DENPASAR: Indonesia's holiday island of Bali reopened to foreign tourists after 18 months of pandemic hiatus on Thursday (Oct 14), but the island is lacking one crucial ingredient: International flights.
Tourism-reliant Bali is scheduled to reopen on Thursday and though its Ngurah Rai international airport has carried out simulations preparing for tourists to return, it is not expecting much to happen soon.
"So far there is no schedule," said Taufan Yudhistira, a spokesman for the airport.
Known for its surfing, temples, waterfalls and nightlife, Bali drew 6.2 million foreign visitors in the year before COVID-19 struck, but tight pandemic border restrictions have devastated tourism, which is worth 54 per cent of its economy.
From January to June this year, only 35 foreign tourists entered Bali through its airport.
In downtown Kuta, just off its famous beach, shops and bars were open on Thursday but with only a few customers, while taxi drivers waited outside.

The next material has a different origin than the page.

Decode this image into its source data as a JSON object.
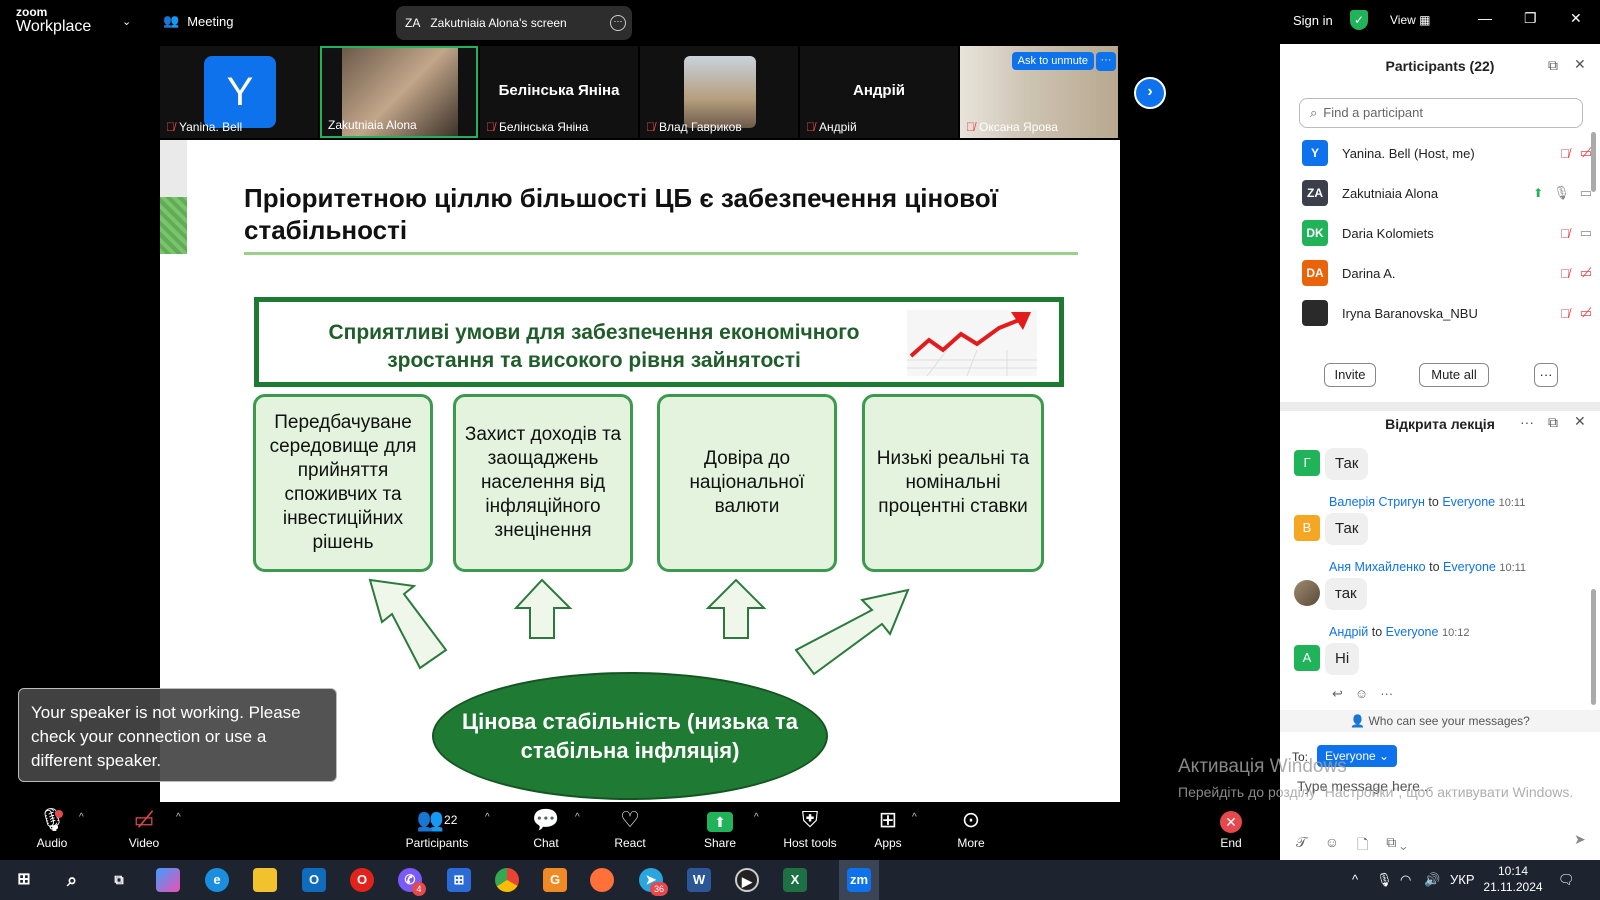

"We're really destitute," said driver Yohanan, 52, waiting on the curb. "We're hoping tourists can come here, but not one has."
The government's preparations could be the reason.
Details about the reopening have been patchy and Indonesia only identified 19 eligible countries late on Wednesday. Those include China, India, Japan, South Korea and several European and Gulf countries.
The move follows Thailand's calibrated reopening that began in July with much fanfare, with the islands of Samui and Phuket welcoming vaccinated tourists from multiple countries, with hundreds on the opening days.
Vietnam plans to welcome foreigners to its Phu Quoc island next month.
But some Indonesian tourism industry representatives say Bali's reopening plan is not matched by demand.
I Putu Astawa from the Bali tourism agency said hotel reservations were few.
"Not yet because the timing is so sudden," he said, when asked about a spike in bookings. "They need time to take care of visas and flights."
As well as requiring Bali visitors to be vaccinated against COVID-19, Indonesia has stipulated they must spend their first five days in quarantine, a measure rival tourism markets are phasing out.
"We are ready to accept tourists who visit Bali, but certainly it does not mean all the guests suddenly visit Bali," said Ida Bagus Purwa Sidemen, executive director of the island's hotel and restaurant association.
"At the earliest, by the end of the year, we can evaluate whether the situation has improved."
In a video released on the president secretariat’s YouTube channel to mark the reopening on Thursday, Bali Governor I Wayan Koster said reviving tourism was essential for the island.
"It is very much in our interest for tourism to recover because 54 per cent of Bali's economy relies on tourism sector," he said.